Leviticus 13:56 And if the priest look, and, behold, the plague be somewhat dark after the washing of it; then he shall rend it out of the garment, or out of the skin, or out of the warp, or out of the woof: (KJV JPS ASV BBE DBY WBS)
Leviticus 15:11 And anyone on whom the unclean man puts his hands, without washing them in water, is to have his clothing washed and his body bathed in water and be unclean till evening. (BBE)
Leviticus 15:13 And when a man who has a flow from his body is made clean from it, he is to take seven days to make himself clean, washing his clothing and bathing his body in flowing water, and then he will be clean. (BBE)
Numbers 5:23 And the priest will put these curses in a book, washing out the writing with the bitter water; (BBE)
Numbers 19:7 And the priest, after washing his clothing and bathing his body in water, may come back to the tent-circle, and will be unclean till evening. (BBE)
Numbers 19:19 Let the clean person do this to the unclean on the third day and on the seventh day: and on the seventh day he is to make him clean; and after washing his clothing and bathing himself in water, he will be clean in the evening. (BBE)
Numbers 31:24 And on the seventh day, after washing your clothing, you will be clean, and then you may come into the tent-circle. (BBE)
Deuteronomy 21:6 And all the responsible men of that town which is nearest to the dead man, washing their hands over the cow whose neck was broken in the valley, (BBE)
Judges 19:21 So he took them into his house and gave the asses food; and after washing their feet they took food and drink. (BBE)
1 Samuel 25:41 And she got up, and going down on her face to the earth, said, See, I am ready to be a servant-girl, washing the feet of the servants of my lord. (BBE)
2 Samuel 11:2 And it came to pass in an eveningtide, that David arose from off his bed, and walked upon the roof of the king's house: and from the roof he saw a woman washing herself; and the woman was very beautiful to look upon. (KJV WBS)
2 Samuel 12:20 Then David got up from the earth, and after washing and rubbing himself with oil and changing his clothing, he went into the house of the Lord and gave worship: then he went back to his house, and at his order they put food before him and he had a meal. (BBE)

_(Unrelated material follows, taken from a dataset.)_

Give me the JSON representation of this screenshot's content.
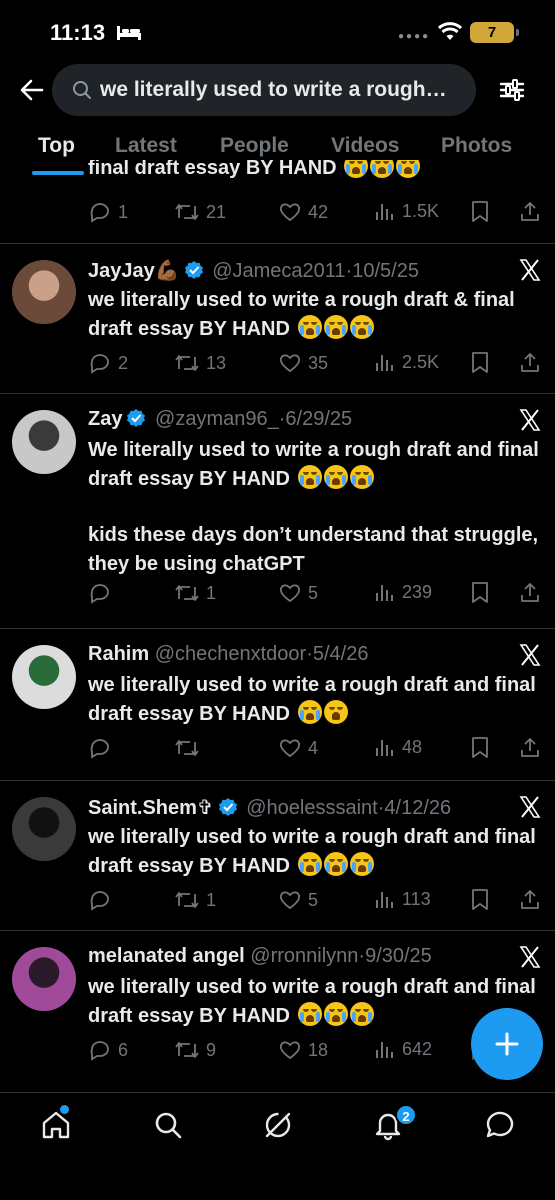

2 Kings 5:10 And Elisha sent a servant to him, saying, Go to Jordan, and after washing seven times in its waters your flesh will be well again and you will be clean. (BBE)
2 Chronicles 4:6 And he made ten washing-vessels, putting five on the right side and five on the left; such things as were used in making the burned offering were washed in them; but the great water-vessel was to be used by the priests for washing themselves. (BBE NIV)
Nehemiah 4:23 So neither I, nor my brethren, nor my servants, nor the men of the guard which followed me, none of us put off our clothes, saving that every one put them off for washing. (KJV WBS)
Job 9:30 If I wash myself with snow water, and make my hands never so clean; (See NIV)
Job 29:6 When washing my goings with butter, And the firm rock 'is' with me rivulets of oil. (YLT)
Psalms 60:8 Moab 'is' my pot for washing, over Edom I cast my shoe, Shout, concerning me, O Philistia. (YLT)
Psalms 73:13 As for me, I have made my heart clean to no purpose, washing my hands in righteousness; (BBE)
Psalms 108:9 Moab 'is' a pot for my washing, Upon Edom I cast my shoe, Over Philistia I shout habitually. (YLT)
Song of Songs 4:2 Your teeth are like a newly shorn flock, which have come up from the washing, where every one of them has twins. None is bereaved among them. (WEB KJV JPS ASV BBE DBY WBS YLT NAS RSV NIV)
Song of Songs 5:12 His eyes as doves by streams of water, Washing in milk, sitting in fulness. (YLT)
Song of Songs 6:6 Your teeth are like a flock of ewes, which have come up from the washing; of which every one has twins; none is bereaved among them. (WEB KJV JPS ASV BBE DBY WBS YLT NAS RSV NIV)
Isaiah 1:25 And my hand will again be on you, washing away what is unclean as with soap, and taking away all your false metal; (BBE)
Ezekiel 16:9 Then I had you washed with water, washing away all your blood and rubbing you with oil. (BBE)
Ezekiel 23:40 And she even sent for men to come from far away, to whom a servant was sent, and they came: for whom she was washing her body and painting her eyes and making herself fair with ornaments. (BBE)